Work instructions:
The job is to output each record again, character for character.

Material for the task:
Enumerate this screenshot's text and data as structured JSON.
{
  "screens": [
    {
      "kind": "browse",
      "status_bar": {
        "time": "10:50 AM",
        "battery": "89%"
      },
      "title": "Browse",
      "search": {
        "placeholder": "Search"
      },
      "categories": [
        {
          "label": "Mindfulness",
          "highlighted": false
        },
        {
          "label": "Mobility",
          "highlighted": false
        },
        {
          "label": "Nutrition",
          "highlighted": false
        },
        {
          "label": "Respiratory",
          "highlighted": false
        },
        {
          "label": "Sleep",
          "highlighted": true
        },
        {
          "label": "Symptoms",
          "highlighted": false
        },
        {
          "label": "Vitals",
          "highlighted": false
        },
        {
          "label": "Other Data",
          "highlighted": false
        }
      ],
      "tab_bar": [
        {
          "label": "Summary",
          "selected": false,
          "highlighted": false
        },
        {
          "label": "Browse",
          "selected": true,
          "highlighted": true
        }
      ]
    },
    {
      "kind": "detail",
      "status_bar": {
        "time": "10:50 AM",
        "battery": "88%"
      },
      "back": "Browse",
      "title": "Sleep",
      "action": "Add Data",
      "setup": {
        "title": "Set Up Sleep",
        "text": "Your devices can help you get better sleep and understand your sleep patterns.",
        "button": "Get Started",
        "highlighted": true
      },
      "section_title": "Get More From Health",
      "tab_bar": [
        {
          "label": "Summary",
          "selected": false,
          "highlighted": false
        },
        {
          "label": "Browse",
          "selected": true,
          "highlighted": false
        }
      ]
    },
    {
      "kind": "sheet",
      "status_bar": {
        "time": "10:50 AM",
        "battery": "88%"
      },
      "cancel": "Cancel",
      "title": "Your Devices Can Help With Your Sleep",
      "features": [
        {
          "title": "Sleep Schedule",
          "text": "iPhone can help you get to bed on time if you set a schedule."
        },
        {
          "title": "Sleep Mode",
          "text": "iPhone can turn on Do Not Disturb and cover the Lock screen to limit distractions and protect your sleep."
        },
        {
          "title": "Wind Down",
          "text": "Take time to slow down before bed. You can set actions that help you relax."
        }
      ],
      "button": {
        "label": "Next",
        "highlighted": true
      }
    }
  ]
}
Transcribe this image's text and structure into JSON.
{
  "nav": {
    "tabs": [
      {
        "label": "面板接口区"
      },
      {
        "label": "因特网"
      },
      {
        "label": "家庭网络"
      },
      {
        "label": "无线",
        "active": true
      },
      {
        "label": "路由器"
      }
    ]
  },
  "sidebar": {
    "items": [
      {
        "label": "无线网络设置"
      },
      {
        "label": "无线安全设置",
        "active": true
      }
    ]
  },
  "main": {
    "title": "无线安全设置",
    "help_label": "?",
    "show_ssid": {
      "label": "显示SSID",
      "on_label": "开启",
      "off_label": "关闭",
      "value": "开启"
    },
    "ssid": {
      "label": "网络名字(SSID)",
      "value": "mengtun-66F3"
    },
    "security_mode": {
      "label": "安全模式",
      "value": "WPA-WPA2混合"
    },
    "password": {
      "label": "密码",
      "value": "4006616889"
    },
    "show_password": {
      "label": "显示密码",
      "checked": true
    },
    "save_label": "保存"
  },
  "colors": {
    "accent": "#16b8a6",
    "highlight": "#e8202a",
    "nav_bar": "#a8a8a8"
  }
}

Result of the task:
Enumerate this screenshot's text and data as structured JSON.
{
  "screens": [
    {
      "kind": "browse",
      "status_bar": {
        "time": "10:50 AM",
        "battery": "89%"
      },
      "title": "Browse",
      "search": {
        "placeholder": "Search"
      },
      "categories": [
        {
          "label": "Mindfulness",
          "highlighted": false
        },
        {
          "label": "Mobility",
          "highlighted": false
        },
        {
          "label": "Nutrition",
          "highlighted": false
        },
        {
          "label": "Respiratory",
          "highlighted": false
        },
        {
          "label": "Sleep",
          "highlighted": true
        },
        {
          "label": "Symptoms",
          "highlighted": false
        },
        {
          "label": "Vitals",
          "highlighted": false
        },
        {
          "label": "Other Data",
          "highlighted": false
        }
      ],
      "tab_bar": [
        {
          "label": "Summary",
          "selected": false,
          "highlighted": false
        },
        {
          "label": "Browse",
          "selected": true,
          "highlighted": true
        }
      ]
    },
    {
      "kind": "detail",
      "status_bar": {
        "time": "10:50 AM",
        "battery": "88%"
      },
      "back": "Browse",
      "title": "Sleep",
      "action": "Add Data",
      "setup": {
        "title": "Set Up Sleep",
        "text": "Your devices can help you get better sleep and understand your sleep patterns.",
        "button": "Get Started",
        "highlighted": true
      },
      "section_title": "Get More From Health",
      "tab_bar": [
        {
          "label": "Summary",
          "selected": false,
          "highlighted": false
        },
        {
          "label": "Browse",
          "selected": true,
          "highlighted": false
        }
      ]
    },
    {
      "kind": "sheet",
      "status_bar": {
        "time": "10:50 AM",
        "battery": "88%"
      },
      "cancel": "Cancel",
      "title": "Your Devices Can Help With Your Sleep",
      "features": [
        {
          "title": "Sleep Schedule",
          "text": "iPhone can help you get to bed on time if you set a schedule."
        },
        {
          "title": "Sleep Mode",
          "text": "iPhone can turn on Do Not Disturb and cover the Lock screen to limit distractions and protect your sleep."
        },
        {
          "title": "Wind Down",
          "text": "Take time to slow down before bed. You can set actions that help you relax."
        }
      ],
      "button": {
        "label": "Next",
        "highlighted": true
      }
    }
  ]
}
Transcribe this image's text and structure into JSON.
{
  "nav": {
    "tabs": [
      {
        "label": "面板接口区"
      },
      {
        "label": "因特网"
      },
      {
        "label": "家庭网络"
      },
      {
        "label": "无线",
        "active": true
      },
      {
        "label": "路由器"
      }
    ]
  },
  "sidebar": {
    "items": [
      {
        "label": "无线网络设置"
      },
      {
        "label": "无线安全设置",
        "active": true
      }
    ]
  },
  "main": {
    "title": "无线安全设置",
    "help_label": "?",
    "show_ssid": {
      "label": "显示SSID",
      "on_label": "开启",
      "off_label": "关闭",
      "value": "开启"
    },
    "ssid": {
      "label": "网络名字(SSID)",
      "value": "mengtun-66F3"
    },
    "security_mode": {
      "label": "安全模式",
      "value": "WPA-WPA2混合"
    },
    "password": {
      "label": "密码",
      "value": "4006616889"
    },
    "show_password": {
      "label": "显示密码",
      "checked": true
    },
    "save_label": "保存"
  },
  "colors": {
    "accent": "#16b8a6",
    "highlight": "#e8202a",
    "nav_bar": "#a8a8a8"
  }
}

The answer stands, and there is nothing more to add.